I showed my father our brilliant yellow-flowered rabbitbrush once, pouting about seeing the plant listed in a book called Weeds of the West—a catalog that also sweeps into its pages Nuttall’s larkspur, locoweed, and all those varieties of milkweed.
“A weed,” Dad said, “is a plant that is growing in a place or a way you don’t want it to grow. That’s all that word means.”
The page in the weed book that listed Rocky Mountain iris reinforced my hesitancy to call a weed a weed. Rocky Mountain iris is indigenous to this region. It comes up in gardens as well as along trails. Rising from weathered soil like a purple flag—some call it the blue flag iris—its white- and yellow-tongued mouth opens along with my rising excitement for spring and summer’s blooms.
Synonyms for wild include: natural, undomesticated, savage, desolate, uncultivated, unbroken, uncontrolled, impractical, disorderly, rowdy, ill advised, waste. Blue flag iris doesn’t work well in bouquets. Cattle shouldn’t eat them. Their blooms don’t last long in the garden.

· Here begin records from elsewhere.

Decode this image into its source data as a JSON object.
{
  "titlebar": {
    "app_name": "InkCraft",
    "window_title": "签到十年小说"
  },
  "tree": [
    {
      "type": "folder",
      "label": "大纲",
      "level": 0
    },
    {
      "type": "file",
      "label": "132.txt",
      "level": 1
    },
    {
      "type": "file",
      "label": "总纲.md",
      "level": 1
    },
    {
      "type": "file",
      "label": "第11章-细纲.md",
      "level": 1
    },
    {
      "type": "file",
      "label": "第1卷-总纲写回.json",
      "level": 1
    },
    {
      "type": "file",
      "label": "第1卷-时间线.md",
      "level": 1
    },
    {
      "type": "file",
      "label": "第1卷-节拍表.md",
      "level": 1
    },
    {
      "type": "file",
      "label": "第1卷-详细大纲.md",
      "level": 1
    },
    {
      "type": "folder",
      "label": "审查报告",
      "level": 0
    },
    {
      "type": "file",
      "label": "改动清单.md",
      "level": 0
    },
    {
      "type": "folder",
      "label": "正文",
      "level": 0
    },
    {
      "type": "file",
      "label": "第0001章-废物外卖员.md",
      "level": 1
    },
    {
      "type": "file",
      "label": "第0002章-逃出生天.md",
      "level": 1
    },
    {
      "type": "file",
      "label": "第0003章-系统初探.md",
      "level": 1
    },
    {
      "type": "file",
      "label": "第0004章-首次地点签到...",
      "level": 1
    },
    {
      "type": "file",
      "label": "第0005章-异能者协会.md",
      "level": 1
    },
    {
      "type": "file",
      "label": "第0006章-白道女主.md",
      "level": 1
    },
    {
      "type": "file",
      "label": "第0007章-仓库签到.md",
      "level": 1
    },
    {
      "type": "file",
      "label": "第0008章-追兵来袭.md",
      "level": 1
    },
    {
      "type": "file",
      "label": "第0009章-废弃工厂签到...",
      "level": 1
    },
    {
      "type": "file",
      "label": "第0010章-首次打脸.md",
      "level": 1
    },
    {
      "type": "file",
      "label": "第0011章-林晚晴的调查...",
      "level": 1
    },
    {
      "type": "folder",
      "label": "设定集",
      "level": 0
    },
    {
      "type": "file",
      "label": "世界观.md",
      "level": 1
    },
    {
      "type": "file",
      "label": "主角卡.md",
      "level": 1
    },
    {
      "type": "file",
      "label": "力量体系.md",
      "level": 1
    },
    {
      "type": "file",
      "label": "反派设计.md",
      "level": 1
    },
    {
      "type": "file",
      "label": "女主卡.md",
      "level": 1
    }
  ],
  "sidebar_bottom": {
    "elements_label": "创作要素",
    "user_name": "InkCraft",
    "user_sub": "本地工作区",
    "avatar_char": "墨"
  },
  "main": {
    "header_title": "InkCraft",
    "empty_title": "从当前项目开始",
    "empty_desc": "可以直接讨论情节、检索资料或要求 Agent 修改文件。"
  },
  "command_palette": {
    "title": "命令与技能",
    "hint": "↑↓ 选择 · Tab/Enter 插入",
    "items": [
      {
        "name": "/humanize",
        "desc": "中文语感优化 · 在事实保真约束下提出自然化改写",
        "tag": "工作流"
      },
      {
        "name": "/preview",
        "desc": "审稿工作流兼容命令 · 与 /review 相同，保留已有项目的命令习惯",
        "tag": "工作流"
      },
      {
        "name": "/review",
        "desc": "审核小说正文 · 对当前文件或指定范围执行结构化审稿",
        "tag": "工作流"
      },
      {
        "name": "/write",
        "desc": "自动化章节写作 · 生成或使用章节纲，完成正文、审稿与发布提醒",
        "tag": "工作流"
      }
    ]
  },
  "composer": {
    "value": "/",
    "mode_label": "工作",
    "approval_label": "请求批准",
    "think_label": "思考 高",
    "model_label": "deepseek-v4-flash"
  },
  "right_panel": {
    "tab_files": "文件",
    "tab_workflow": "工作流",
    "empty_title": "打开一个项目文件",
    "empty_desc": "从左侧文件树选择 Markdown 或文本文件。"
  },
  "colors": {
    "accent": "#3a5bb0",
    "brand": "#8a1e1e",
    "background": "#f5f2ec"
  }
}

Still, I welcome the blue flag irises’ ephemeral upheaval each June. I cheer when their blades push aside soil.